- _Your instructions_
What lines of the data hold the string "Changes"? Pull each one out.

======

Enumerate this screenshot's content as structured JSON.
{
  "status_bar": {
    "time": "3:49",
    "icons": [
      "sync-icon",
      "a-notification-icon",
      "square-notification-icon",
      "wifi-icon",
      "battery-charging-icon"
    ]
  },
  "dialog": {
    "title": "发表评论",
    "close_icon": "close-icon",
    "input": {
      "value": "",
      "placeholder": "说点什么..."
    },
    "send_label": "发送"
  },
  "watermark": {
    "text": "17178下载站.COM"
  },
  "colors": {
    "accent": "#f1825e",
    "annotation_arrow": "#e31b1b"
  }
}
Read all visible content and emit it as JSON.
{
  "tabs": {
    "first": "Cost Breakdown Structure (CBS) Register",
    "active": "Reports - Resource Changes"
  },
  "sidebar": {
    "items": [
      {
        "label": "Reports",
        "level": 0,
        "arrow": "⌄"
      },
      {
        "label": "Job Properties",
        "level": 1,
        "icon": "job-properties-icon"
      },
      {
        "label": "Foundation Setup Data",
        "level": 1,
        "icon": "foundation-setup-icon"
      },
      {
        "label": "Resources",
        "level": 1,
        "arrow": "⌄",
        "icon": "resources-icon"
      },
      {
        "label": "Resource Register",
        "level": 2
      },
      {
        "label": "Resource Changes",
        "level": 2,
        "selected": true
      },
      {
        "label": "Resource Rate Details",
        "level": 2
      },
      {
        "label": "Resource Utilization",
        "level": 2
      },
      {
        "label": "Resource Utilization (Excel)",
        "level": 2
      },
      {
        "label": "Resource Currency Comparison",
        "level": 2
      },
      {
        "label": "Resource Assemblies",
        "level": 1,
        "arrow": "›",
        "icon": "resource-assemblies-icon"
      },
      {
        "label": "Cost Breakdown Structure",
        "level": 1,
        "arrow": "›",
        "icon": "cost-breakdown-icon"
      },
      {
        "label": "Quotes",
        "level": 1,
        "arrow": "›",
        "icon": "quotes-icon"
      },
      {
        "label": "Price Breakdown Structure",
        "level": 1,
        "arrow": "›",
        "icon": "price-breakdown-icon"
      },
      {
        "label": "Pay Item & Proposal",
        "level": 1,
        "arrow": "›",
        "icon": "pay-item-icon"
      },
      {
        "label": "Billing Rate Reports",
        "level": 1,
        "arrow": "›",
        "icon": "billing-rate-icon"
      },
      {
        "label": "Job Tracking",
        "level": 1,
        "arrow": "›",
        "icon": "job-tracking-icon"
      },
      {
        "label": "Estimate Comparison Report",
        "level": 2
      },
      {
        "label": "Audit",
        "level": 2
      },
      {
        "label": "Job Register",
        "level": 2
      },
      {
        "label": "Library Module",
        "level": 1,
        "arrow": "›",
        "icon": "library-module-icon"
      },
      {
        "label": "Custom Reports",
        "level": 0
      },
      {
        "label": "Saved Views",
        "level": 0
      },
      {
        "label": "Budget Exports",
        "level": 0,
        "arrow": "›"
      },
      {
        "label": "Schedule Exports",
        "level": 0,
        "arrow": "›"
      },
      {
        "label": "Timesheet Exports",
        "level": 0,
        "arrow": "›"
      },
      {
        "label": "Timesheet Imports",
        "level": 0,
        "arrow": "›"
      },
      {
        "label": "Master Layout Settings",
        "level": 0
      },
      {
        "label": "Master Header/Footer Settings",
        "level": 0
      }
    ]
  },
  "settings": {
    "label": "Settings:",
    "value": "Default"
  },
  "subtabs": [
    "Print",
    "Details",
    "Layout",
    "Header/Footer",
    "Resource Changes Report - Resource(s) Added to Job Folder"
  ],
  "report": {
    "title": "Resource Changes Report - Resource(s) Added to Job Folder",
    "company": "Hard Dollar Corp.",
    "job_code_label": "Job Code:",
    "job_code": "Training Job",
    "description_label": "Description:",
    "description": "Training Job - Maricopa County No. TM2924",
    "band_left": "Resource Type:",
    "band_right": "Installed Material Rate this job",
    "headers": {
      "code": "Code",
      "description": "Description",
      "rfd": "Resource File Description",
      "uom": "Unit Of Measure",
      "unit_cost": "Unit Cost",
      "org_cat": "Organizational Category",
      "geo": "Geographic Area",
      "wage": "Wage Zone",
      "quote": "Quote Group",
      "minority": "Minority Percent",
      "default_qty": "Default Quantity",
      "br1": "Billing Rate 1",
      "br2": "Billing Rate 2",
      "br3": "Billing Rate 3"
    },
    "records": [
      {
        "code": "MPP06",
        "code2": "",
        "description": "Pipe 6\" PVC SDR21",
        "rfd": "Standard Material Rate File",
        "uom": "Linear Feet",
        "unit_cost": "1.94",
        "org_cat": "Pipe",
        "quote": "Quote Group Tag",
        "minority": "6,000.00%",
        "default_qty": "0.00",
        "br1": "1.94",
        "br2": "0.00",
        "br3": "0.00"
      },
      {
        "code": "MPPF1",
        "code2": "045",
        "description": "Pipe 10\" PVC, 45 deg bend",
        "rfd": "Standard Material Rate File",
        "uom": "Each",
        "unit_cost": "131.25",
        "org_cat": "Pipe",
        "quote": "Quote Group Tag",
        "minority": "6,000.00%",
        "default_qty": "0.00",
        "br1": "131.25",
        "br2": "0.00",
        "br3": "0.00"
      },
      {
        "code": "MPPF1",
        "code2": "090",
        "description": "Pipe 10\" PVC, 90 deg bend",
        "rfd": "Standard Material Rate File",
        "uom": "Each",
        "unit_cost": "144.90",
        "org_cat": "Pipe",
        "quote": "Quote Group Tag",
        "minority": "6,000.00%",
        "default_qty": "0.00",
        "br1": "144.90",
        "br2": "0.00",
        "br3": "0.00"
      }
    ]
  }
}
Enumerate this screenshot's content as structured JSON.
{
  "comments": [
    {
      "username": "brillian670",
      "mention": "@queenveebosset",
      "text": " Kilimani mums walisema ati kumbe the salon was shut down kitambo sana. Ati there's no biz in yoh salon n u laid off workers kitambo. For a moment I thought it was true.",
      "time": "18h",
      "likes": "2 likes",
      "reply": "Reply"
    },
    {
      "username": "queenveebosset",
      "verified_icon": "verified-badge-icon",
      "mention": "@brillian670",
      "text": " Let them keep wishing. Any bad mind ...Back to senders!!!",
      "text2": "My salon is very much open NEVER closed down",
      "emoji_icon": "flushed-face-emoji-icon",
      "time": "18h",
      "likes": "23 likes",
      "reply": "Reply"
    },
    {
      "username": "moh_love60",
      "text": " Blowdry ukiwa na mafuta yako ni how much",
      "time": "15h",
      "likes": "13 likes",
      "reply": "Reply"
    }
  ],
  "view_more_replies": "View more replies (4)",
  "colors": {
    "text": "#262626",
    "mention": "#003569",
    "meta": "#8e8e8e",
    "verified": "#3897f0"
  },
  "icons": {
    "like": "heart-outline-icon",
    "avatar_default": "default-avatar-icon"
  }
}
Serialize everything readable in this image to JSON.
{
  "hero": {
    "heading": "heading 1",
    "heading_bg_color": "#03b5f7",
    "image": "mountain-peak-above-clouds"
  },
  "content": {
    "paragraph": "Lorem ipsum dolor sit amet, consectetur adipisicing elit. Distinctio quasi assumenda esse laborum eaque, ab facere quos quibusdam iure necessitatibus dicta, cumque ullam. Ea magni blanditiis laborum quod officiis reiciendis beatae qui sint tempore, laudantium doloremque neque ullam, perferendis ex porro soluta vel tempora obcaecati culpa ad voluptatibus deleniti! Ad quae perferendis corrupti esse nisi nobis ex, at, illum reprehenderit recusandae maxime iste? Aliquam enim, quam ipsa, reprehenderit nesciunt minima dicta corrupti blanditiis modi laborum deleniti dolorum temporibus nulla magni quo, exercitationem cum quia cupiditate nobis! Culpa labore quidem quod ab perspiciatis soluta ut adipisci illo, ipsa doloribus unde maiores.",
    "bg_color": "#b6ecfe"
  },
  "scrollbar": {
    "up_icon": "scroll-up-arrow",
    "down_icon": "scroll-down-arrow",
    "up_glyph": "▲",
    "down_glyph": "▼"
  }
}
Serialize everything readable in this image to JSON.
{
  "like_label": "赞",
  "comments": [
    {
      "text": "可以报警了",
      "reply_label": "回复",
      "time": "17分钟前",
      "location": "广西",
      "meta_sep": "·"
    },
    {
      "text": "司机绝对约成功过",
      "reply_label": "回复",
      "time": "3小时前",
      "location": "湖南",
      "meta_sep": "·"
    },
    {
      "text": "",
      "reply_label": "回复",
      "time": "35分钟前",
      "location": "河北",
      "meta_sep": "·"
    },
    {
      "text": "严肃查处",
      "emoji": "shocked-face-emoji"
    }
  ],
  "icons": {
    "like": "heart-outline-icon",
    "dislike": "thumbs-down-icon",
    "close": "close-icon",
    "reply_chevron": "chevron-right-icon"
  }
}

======

- _Response area_
    "active": "Reports - Resource Changes"
        "label": "Resource Changes",
    "Resource Changes Report - Resource(s) Added to Job Folder"
    "title": "Resource Changes Report - Resource(s) Added to Job Folder",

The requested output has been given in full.